UFU highlights significant differences with DARD Minister on CAP implementation

Wednesday, 5 March, 2014


Following a meeting with DARD Minister Michelle O’Neill yesterday (4 March) to outline the Ulster Farmers’ Union position on the implementation of the reformed CAP, UFU President Harry Sinclair has said that while there were many areas of agreement there were still significant differences between the DARD Minister’s views of how CAP reform should be implemented and the position held by the Union.


Harry Sinclair continued; “Minister O’Neill assured us that no decision in respect of how CAP reform will be implemented in Northern Ireland has been taken so far. Nevertheless, it is obvious that the Minister holds some views, some of which she admitted are personal, on several of the significant issues that are very much at odds with what the Union believes is necessary for the success and sustainability of the NI agriculture industry going forward.


“On transition, and despite a previous DARD submission to the EU Commission arguing for a 10 year transition period on the basis that a shorter transition would be ‘much too abrupt given the scale of support redistribution that will occur’,  it now appears that the Minister believes a shorter transition period is preferable. When it comes to regionalisation the Minister appears to be focused on addressing what she perceives as ‘historical imbalances’ rather than looking to the future and providing a support based incentive for farmers across all sectors and in all regions of Northern Ireland to meet the challenges of increasing productivity.  This would be in line with the economic expansion aspirations of the NI Executive by maintaining support where it was generated and currently resides. Indeed we were genuinely surprised that neither the Minister nor her officials could see the contradiction in the fact that under the single region model, DARD’s own hill farm at Glenwherry will receive an increase in Single Farm Payment support of between two and three times without any meaningful change in the output or production from the farm.”

Harry added; “On ANC support we were more encouraged by the Minister’s view. It now appears that she accepts the considerable financial and operational disadvantages that bringing future ANC support into Pillar 1 would mean to many vulnerable farms in both the SDA and DA regions, and is now more disposed towards continuing the future ANC Scheme in Pillar 2.” 

The UFU President concluded; “Although we were assured that no decisions have yet been taken, we are concerned that the Minister is being unduly influenced by a number of recently formed vociferous single interest groups. The members of these groups have the most to gain from a single region and a quick transition but it will be at the expense of the vast majority of Northern Ireland’s farmers, particularly those in the DA region who will lose both a large part of their SFP and also their ANC support going forward.
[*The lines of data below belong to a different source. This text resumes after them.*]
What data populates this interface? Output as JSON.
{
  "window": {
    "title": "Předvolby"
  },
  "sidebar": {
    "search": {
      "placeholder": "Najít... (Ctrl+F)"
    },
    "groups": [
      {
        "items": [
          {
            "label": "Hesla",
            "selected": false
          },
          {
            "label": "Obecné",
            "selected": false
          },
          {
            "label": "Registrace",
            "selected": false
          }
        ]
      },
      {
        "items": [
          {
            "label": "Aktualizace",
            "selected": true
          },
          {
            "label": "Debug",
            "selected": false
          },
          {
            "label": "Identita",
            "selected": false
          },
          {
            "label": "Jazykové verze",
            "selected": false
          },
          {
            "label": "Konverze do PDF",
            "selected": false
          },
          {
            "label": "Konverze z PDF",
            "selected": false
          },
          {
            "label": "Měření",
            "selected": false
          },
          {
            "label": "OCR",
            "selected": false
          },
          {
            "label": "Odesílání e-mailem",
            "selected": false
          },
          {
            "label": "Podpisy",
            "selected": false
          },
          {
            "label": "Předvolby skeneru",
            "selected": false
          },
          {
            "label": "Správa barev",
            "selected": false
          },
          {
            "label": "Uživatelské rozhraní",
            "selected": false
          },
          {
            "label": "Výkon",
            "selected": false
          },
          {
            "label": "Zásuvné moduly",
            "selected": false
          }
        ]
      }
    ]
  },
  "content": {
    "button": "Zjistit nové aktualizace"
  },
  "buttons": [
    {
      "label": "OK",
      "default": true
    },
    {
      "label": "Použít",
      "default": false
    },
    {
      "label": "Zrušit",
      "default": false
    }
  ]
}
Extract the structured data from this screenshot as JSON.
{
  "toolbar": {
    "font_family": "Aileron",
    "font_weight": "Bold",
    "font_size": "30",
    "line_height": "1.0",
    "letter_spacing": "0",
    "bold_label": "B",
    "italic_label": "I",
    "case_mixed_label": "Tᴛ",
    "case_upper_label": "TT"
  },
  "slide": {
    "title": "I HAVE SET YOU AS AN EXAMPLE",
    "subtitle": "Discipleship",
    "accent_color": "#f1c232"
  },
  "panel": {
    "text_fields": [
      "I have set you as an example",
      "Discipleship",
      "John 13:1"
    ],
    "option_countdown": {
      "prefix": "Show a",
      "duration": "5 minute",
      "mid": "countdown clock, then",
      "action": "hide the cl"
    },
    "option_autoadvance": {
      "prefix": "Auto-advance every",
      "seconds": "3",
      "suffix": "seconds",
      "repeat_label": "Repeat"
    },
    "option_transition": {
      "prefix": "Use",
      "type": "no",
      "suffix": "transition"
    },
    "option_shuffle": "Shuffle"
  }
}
We don’t believe these important decisions should be based on who can shout the loudest but should be based on what is in the best interest for Northern Ireland agriculture as a whole. The Union will continue to promote an implementation approach which will build on the significant gains that have already been secured from the original EC proposals. The focus should be on creating a regime that supports productivity in all sectors and across all regions of NI and we believe strongly that this is the best way to secure the future prosperity of Northern Ireland’s agri-food industry.”